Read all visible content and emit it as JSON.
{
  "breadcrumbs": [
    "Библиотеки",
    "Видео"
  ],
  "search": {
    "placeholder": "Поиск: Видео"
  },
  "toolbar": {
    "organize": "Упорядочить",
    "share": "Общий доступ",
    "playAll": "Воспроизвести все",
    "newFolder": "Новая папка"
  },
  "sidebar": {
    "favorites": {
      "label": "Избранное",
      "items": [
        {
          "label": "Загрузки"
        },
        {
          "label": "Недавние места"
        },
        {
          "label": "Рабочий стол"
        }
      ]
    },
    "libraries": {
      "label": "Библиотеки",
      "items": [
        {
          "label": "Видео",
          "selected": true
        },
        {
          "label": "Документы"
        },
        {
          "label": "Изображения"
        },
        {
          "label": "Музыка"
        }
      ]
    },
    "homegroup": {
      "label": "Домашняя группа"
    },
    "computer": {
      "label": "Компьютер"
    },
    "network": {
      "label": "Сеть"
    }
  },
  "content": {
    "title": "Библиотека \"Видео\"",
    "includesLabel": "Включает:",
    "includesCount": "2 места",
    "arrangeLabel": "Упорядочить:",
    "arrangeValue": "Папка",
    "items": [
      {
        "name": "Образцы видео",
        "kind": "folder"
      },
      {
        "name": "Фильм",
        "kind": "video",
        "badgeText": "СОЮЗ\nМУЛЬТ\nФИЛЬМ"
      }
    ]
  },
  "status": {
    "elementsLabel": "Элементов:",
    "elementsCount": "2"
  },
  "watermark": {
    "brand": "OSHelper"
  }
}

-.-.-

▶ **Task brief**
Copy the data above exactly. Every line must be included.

▶ **Answer box**
Read all visible content and emit it as JSON.
{
  "breadcrumbs": [
    "Библиотеки",
    "Видео"
  ],
  "search": {
    "placeholder": "Поиск: Видео"
  },
  "toolbar": {
    "organize": "Упорядочить",
    "share": "Общий доступ",
    "playAll": "Воспроизвести все",
    "newFolder": "Новая папка"
  },
  "sidebar": {
    "favorites": {
      "label": "Избранное",
      "items": [
        {
          "label": "Загрузки"
        },
        {
          "label": "Недавние места"
        },
        {
          "label": "Рабочий стол"
        }
      ]
    },
    "libraries": {
      "label": "Библиотеки",
      "items": [
        {
          "label": "Видео",
          "selected": true
        },
        {
          "label": "Документы"
        },
        {
          "label": "Изображения"
        },
        {
          "label": "Музыка"
        }
      ]
    },
    "homegroup": {
      "label": "Домашняя группа"
    },
    "computer": {
      "label": "Компьютер"
    },
    "network": {
      "label": "Сеть"
    }
  },
  "content": {
    "title": "Библиотека \"Видео\"",
    "includesLabel": "Включает:",
    "includesCount": "2 места",
    "arrangeLabel": "Упорядочить:",
    "arrangeValue": "Папка",
    "items": [
      {
        "name": "Образцы видео",
        "kind": "folder"
      },
      {
        "name": "Фильм",
        "kind": "video",
        "badgeText": "СОЮЗ\nМУЛЬТ\nФИЛЬМ"
      }
    ]
  },
  "status": {
    "elementsLabel": "Элементов:",
    "elementsCount": "2"
  },
  "watermark": {
    "brand": "OSHelper"
  }
}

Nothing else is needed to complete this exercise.